WHAT YOU HAVE TO DO -
Copy out each line of the data holding "saya".

RAW DATA -

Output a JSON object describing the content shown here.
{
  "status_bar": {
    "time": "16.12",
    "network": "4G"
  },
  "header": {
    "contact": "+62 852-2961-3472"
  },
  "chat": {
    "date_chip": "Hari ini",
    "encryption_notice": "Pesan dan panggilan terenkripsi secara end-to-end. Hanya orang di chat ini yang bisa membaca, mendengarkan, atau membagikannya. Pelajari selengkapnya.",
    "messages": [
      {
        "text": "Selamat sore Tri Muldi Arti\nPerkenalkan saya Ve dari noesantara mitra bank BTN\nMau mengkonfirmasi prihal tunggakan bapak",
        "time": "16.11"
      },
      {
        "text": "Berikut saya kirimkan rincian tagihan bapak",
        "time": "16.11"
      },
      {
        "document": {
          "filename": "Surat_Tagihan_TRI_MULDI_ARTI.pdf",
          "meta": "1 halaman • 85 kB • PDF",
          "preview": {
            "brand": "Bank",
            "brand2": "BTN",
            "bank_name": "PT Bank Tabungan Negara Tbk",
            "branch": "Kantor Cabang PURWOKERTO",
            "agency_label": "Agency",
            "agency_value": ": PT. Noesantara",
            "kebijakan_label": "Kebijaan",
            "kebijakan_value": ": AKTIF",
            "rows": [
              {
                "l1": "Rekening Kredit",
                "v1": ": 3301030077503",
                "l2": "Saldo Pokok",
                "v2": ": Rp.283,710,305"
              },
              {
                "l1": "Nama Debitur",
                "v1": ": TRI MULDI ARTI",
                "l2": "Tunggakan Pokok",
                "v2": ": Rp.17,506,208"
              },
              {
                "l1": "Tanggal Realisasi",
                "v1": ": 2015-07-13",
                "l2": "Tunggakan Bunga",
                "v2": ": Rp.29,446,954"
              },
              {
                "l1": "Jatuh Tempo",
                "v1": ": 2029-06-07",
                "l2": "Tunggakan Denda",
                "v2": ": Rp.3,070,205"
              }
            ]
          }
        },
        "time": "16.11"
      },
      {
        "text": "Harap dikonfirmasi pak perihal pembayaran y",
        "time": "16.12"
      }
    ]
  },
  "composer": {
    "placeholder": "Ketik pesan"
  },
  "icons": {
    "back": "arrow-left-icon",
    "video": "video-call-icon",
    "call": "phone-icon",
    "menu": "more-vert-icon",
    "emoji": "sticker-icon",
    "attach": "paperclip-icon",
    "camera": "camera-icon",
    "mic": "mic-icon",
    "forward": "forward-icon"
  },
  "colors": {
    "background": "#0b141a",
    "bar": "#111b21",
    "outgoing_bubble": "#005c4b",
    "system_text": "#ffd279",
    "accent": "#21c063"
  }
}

COMPLETED TASK -
        "text": "Selamat sore Tri Muldi Arti\nPerkenalkan saya Ve dari noesantara mitra bank BTN\nMau mengkonfirmasi prihal tunggakan bapak",
        "text": "Berikut saya kirimkan rincian tagihan bapak",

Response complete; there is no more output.